> How to complete this task: Exactly as given, repeat all of the entries.

> Excerpted records:
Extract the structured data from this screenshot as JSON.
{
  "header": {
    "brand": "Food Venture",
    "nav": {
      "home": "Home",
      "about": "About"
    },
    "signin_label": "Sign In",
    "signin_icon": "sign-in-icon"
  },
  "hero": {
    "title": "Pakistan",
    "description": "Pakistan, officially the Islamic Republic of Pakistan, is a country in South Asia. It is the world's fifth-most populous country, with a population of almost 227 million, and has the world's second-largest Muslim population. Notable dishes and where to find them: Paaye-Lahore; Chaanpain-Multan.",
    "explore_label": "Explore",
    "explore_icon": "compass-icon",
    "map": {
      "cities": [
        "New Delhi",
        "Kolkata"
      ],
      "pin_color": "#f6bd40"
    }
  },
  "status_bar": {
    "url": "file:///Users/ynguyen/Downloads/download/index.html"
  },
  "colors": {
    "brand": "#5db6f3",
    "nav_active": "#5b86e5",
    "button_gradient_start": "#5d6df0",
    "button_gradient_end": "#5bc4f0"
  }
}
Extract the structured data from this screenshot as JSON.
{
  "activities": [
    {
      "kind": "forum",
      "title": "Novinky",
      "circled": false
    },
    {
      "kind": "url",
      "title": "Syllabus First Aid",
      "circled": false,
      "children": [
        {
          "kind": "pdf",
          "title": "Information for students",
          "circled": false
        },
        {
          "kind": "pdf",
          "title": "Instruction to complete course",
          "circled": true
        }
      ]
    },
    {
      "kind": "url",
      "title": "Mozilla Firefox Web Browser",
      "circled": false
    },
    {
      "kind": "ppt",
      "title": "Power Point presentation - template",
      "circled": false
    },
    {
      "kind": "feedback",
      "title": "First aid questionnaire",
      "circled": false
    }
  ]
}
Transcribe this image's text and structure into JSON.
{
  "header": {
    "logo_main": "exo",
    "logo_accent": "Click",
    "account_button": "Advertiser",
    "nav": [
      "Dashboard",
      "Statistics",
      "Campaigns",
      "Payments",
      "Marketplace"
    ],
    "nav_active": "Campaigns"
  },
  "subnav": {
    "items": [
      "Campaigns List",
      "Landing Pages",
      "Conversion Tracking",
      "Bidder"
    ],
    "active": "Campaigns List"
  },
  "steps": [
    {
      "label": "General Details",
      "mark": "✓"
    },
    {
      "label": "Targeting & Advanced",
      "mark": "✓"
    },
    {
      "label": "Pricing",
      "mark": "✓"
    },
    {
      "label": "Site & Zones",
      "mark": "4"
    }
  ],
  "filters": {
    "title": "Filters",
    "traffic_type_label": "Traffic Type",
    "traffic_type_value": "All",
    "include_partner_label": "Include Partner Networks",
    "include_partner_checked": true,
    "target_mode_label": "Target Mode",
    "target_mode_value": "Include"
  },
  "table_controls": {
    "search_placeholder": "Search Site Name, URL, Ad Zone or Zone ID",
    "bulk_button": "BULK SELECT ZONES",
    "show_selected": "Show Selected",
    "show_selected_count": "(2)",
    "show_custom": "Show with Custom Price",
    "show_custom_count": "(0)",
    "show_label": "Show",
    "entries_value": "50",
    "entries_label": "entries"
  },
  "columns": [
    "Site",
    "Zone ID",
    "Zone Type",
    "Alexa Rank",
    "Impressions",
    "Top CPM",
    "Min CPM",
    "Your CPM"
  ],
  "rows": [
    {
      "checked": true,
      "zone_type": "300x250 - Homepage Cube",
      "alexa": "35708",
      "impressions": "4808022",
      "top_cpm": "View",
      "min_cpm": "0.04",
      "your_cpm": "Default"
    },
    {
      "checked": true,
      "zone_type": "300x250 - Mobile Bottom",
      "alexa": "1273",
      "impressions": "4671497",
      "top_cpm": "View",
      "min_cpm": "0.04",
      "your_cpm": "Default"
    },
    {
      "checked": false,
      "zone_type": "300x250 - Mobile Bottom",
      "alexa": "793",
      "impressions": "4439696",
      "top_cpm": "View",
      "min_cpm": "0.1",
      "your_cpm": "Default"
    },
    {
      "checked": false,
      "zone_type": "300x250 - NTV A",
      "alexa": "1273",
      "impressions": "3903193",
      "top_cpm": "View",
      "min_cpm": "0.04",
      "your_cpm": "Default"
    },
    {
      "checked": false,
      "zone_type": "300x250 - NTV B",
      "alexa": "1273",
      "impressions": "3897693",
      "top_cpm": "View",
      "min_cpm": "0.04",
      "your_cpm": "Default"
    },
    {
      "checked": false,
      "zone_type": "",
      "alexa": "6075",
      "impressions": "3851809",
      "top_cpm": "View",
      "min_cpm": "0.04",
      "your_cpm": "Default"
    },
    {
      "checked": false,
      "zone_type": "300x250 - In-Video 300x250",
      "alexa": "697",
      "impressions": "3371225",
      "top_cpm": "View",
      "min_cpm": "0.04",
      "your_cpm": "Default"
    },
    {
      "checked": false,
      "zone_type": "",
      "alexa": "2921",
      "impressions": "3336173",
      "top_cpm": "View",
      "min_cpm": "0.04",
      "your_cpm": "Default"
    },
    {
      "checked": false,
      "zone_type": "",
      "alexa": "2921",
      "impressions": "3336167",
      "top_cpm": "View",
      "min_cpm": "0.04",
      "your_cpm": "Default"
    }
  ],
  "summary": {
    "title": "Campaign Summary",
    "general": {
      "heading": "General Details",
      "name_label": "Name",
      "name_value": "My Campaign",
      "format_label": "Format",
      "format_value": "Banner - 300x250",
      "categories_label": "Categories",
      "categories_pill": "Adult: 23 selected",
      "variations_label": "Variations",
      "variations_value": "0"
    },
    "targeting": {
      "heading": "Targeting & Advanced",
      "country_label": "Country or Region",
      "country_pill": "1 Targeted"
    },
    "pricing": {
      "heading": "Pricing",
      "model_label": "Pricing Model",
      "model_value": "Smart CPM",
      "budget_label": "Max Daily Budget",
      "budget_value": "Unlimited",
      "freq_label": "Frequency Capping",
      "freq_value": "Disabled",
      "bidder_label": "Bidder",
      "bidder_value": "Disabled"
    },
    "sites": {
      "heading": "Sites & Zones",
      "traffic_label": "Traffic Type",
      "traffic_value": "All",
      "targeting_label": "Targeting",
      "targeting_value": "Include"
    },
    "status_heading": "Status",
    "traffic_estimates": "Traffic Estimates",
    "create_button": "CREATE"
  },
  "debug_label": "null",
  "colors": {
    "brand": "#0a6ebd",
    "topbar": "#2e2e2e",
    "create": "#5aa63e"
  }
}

> Response below:
Extract the structured data from this screenshot as JSON.
{
  "header": {
    "brand": "Food Venture",
    "nav": {
      "home": "Home",
      "about": "About"
    },
    "signin_label": "Sign In",
    "signin_icon": "sign-in-icon"
  },
  "hero": {
    "title": "Pakistan",
    "description": "Pakistan, officially the Islamic Republic of Pakistan, is a country in South Asia. It is the world's fifth-most populous country, with a population of almost 227 million, and has the world's second-largest Muslim population. Notable dishes and where to find them: Paaye-Lahore; Chaanpain-Multan.",
    "explore_label": "Explore",
    "explore_icon": "compass-icon",
    "map": {
      "cities": [
        "New Delhi",
        "Kolkata"
      ],
      "pin_color": "#f6bd40"
    }
  },
  "status_bar": {
    "url": "file:///Users/ynguyen/Downloads/download/index.html"
  },
  "colors": {
    "brand": "#5db6f3",
    "nav_active": "#5b86e5",
    "button_gradient_start": "#5d6df0",
    "button_gradient_end": "#5bc4f0"
  }
}
Extract the structured data from this screenshot as JSON.
{
  "activities": [
    {
      "kind": "forum",
      "title": "Novinky",
      "circled": false
    },
    {
      "kind": "url",
      "title": "Syllabus First Aid",
      "circled": false,
      "children": [
        {
          "kind": "pdf",
          "title": "Information for students",
          "circled": false
        },
        {
          "kind": "pdf",
          "title": "Instruction to complete course",
          "circled": true
        }
      ]
    },
    {
      "kind": "url",
      "title": "Mozilla Firefox Web Browser",
      "circled": false
    },
    {
      "kind": "ppt",
      "title": "Power Point presentation - template",
      "circled": false
    },
    {
      "kind": "feedback",
      "title": "First aid questionnaire",
      "circled": false
    }
  ]
}
Transcribe this image's text and structure into JSON.
{
  "header": {
    "logo_main": "exo",
    "logo_accent": "Click",
    "account_button": "Advertiser",
    "nav": [
      "Dashboard",
      "Statistics",
      "Campaigns",
      "Payments",
      "Marketplace"
    ],
    "nav_active": "Campaigns"
  },
  "subnav": {
    "items": [
      "Campaigns List",
      "Landing Pages",
      "Conversion Tracking",
      "Bidder"
    ],
    "active": "Campaigns List"
  },
  "steps": [
    {
      "label": "General Details",
      "mark": "✓"
    },
    {
      "label": "Targeting & Advanced",
      "mark": "✓"
    },
    {
      "label": "Pricing",
      "mark": "✓"
    },
    {
      "label": "Site & Zones",
      "mark": "4"
    }
  ],
  "filters": {
    "title": "Filters",
    "traffic_type_label": "Traffic Type",
    "traffic_type_value": "All",
    "include_partner_label": "Include Partner Networks",
    "include_partner_checked": true,
    "target_mode_label": "Target Mode",
    "target_mode_value": "Include"
  },
  "table_controls": {
    "search_placeholder": "Search Site Name, URL, Ad Zone or Zone ID",
    "bulk_button": "BULK SELECT ZONES",
    "show_selected": "Show Selected",
    "show_selected_count": "(2)",
    "show_custom": "Show with Custom Price",
    "show_custom_count": "(0)",
    "show_label": "Show",
    "entries_value": "50",
    "entries_label": "entries"
  },
  "columns": [
    "Site",
    "Zone ID",
    "Zone Type",
    "Alexa Rank",
    "Impressions",
    "Top CPM",
    "Min CPM",
    "Your CPM"
  ],
  "rows": [
    {
      "checked": true,
      "zone_type": "300x250 - Homepage Cube",
      "alexa": "35708",
      "impressions": "4808022",
      "top_cpm": "View",
      "min_cpm": "0.04",
      "your_cpm": "Default"
    },
    {
      "checked": true,
      "zone_type": "300x250 - Mobile Bottom",
      "alexa": "1273",
      "impressions": "4671497",
      "top_cpm": "View",
      "min_cpm": "0.04",
      "your_cpm": "Default"
    },
    {
      "checked": false,
      "zone_type": "300x250 - Mobile Bottom",
      "alexa": "793",
      "impressions": "4439696",
      "top_cpm": "View",
      "min_cpm": "0.1",
      "your_cpm": "Default"
    },
    {
      "checked": false,
      "zone_type": "300x250 - NTV A",
      "alexa": "1273",
      "impressions": "3903193",
      "top_cpm": "View",
      "min_cpm": "0.04",
      "your_cpm": "Default"
    },
    {
      "checked": false,
      "zone_type": "300x250 - NTV B",
      "alexa": "1273",
      "impressions": "3897693",
      "top_cpm": "View",
      "min_cpm": "0.04",
      "your_cpm": "Default"
    },
    {
      "checked": false,
      "zone_type": "",
      "alexa": "6075",
      "impressions": "3851809",
      "top_cpm": "View",
      "min_cpm": "0.04",
      "your_cpm": "Default"
    },
    {
      "checked": false,
      "zone_type": "300x250 - In-Video 300x250",
      "alexa": "697",
      "impressions": "3371225",
      "top_cpm": "View",
      "min_cpm": "0.04",
      "your_cpm": "Default"
    },
    {
      "checked": false,
      "zone_type": "",
      "alexa": "2921",
      "impressions": "3336173",
      "top_cpm": "View",
      "min_cpm": "0.04",
      "your_cpm": "Default"
    },
    {
      "checked": false,
      "zone_type": "",
      "alexa": "2921",
      "impressions": "3336167",
      "top_cpm": "View",
      "min_cpm": "0.04",
      "your_cpm": "Default"
    }
  ],
  "summary": {
    "title": "Campaign Summary",
    "general": {
      "heading": "General Details",
      "name_label": "Name",
      "name_value": "My Campaign",
      "format_label": "Format",
      "format_value": "Banner - 300x250",
      "categories_label": "Categories",
      "categories_pill": "Adult: 23 selected",
      "variations_label": "Variations",
      "variations_value": "0"
    },
    "targeting": {
      "heading": "Targeting & Advanced",
      "country_label": "Country or Region",
      "country_pill": "1 Targeted"
    },
    "pricing": {
      "heading": "Pricing",
      "model_label": "Pricing Model",
      "model_value": "Smart CPM",
      "budget_label": "Max Daily Budget",
      "budget_value": "Unlimited",
      "freq_label": "Frequency Capping",
      "freq_value": "Disabled",
      "bidder_label": "Bidder",
      "bidder_value": "Disabled"
    },
    "sites": {
      "heading": "Sites & Zones",
      "traffic_label": "Traffic Type",
      "traffic_value": "All",
      "targeting_label": "Targeting",
      "targeting_value": "Include"
    },
    "status_heading": "Status",
    "traffic_estimates": "Traffic Estimates",
    "create_button": "CREATE"
  },
  "debug_label": "null",
  "colors": {
    "brand": "#0a6ebd",
    "topbar": "#2e2e2e",
    "create": "#5aa63e"
  }
}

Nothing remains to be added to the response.